Output each record verbatim, with pictures left out.

** Opening Excerpted records block **

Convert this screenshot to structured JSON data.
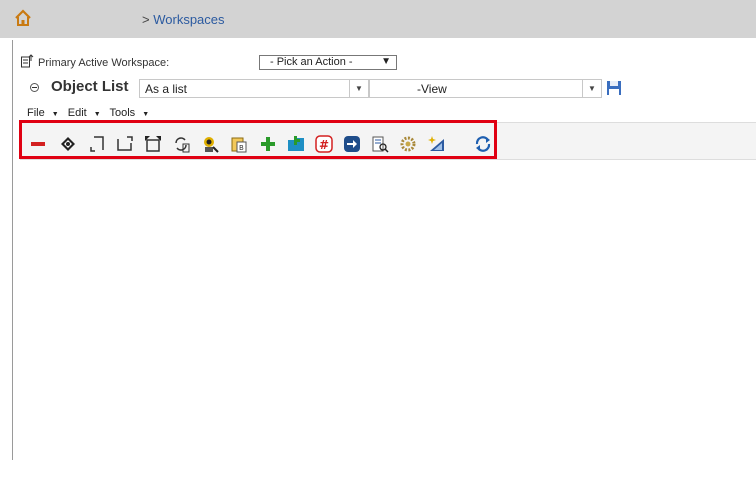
{
  "breadcrumb": {
    "prefix": "> ",
    "current": "Workspaces"
  },
  "workspace": {
    "label": "Primary Active Workspace:",
    "action_value": "- Pick an Action -"
  },
  "object_list": {
    "title": "Object List",
    "display_mode": "As a list",
    "view": "-View"
  },
  "menus": [
    {
      "label": "File"
    },
    {
      "label": "Edit"
    },
    {
      "label": "Tools"
    }
  ],
  "toolbar_icons": [
    "remove-icon",
    "navigate-icon",
    "bracket-left-icon",
    "bracket-right-icon",
    "expand-icon",
    "refresh-cycle-icon",
    "user-lookup-icon",
    "clipboard-icon",
    "add-icon",
    "folder-add-icon",
    "hash-icon",
    "go-arrow-icon",
    "list-search-icon",
    "gear-icon",
    "tool-wand-icon",
    "sync-icon"
  ],
  "colors": {
    "highlight": "#e00012",
    "topbar": "#d3d3d3",
    "link": "#2b5aa0",
    "add": "#2a9a2a",
    "remove": "#d32020"
  }
}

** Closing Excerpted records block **

> **Reply to the task**
Convert this screenshot to structured JSON data.
{
  "breadcrumb": {
    "prefix": "> ",
    "current": "Workspaces"
  },
  "workspace": {
    "label": "Primary Active Workspace:",
    "action_value": "- Pick an Action -"
  },
  "object_list": {
    "title": "Object List",
    "display_mode": "As a list",
    "view": "-View"
  },
  "menus": [
    {
      "label": "File"
    },
    {
      "label": "Edit"
    },
    {
      "label": "Tools"
    }
  ],
  "toolbar_icons": [
    "remove-icon",
    "navigate-icon",
    "bracket-left-icon",
    "bracket-right-icon",
    "expand-icon",
    "refresh-cycle-icon",
    "user-lookup-icon",
    "clipboard-icon",
    "add-icon",
    "folder-add-icon",
    "hash-icon",
    "go-arrow-icon",
    "list-search-icon",
    "gear-icon",
    "tool-wand-icon",
    "sync-icon"
  ],
  "colors": {
    "highlight": "#e00012",
    "topbar": "#d3d3d3",
    "link": "#2b5aa0",
    "add": "#2a9a2a",
    "remove": "#d32020"
  }
}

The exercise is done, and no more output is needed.